■ **TASK DIRECTIONS**: In the data below, find each line containing the string "JSON" and return it.

■ **DATA EXCERPTS**:
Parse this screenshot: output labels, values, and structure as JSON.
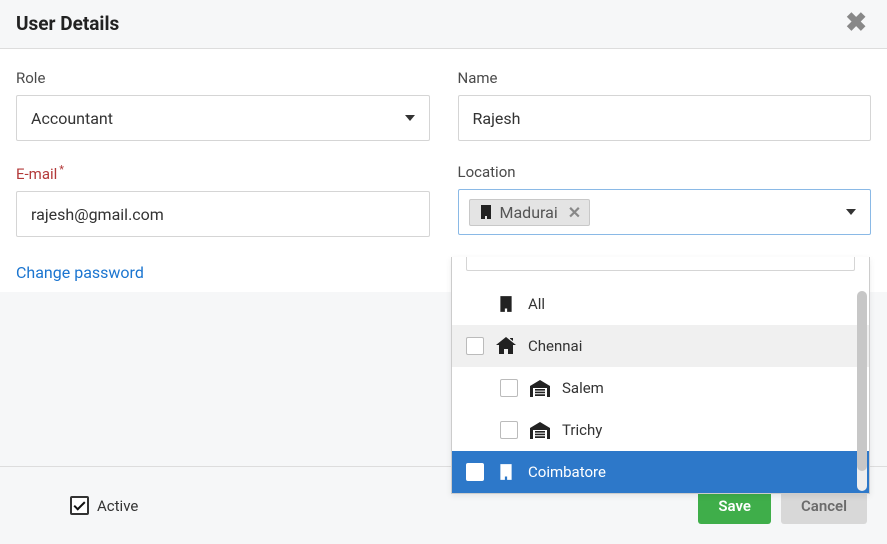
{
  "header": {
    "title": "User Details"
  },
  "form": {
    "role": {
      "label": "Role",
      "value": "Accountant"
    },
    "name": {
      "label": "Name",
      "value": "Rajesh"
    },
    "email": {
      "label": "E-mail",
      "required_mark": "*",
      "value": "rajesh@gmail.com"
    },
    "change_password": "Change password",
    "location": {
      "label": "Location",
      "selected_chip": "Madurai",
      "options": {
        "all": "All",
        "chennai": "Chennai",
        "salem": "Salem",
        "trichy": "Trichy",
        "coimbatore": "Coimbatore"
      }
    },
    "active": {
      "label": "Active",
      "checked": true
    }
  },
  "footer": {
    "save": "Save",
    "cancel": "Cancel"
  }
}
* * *
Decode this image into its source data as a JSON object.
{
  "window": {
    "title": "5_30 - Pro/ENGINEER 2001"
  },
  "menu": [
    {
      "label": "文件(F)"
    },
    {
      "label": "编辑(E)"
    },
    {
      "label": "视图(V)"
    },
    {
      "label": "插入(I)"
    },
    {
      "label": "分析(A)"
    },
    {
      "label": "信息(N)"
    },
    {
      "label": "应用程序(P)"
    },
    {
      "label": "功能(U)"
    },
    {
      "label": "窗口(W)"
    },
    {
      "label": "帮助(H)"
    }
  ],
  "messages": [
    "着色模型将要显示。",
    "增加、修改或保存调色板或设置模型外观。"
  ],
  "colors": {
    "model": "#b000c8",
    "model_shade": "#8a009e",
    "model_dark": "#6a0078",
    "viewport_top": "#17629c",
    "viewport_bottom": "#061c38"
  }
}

■ **SOLUTION FOR THIS PROBLEM**:
Parse this screenshot: output labels, values, and structure as JSON.
Decode this image into its source data as a JSON object.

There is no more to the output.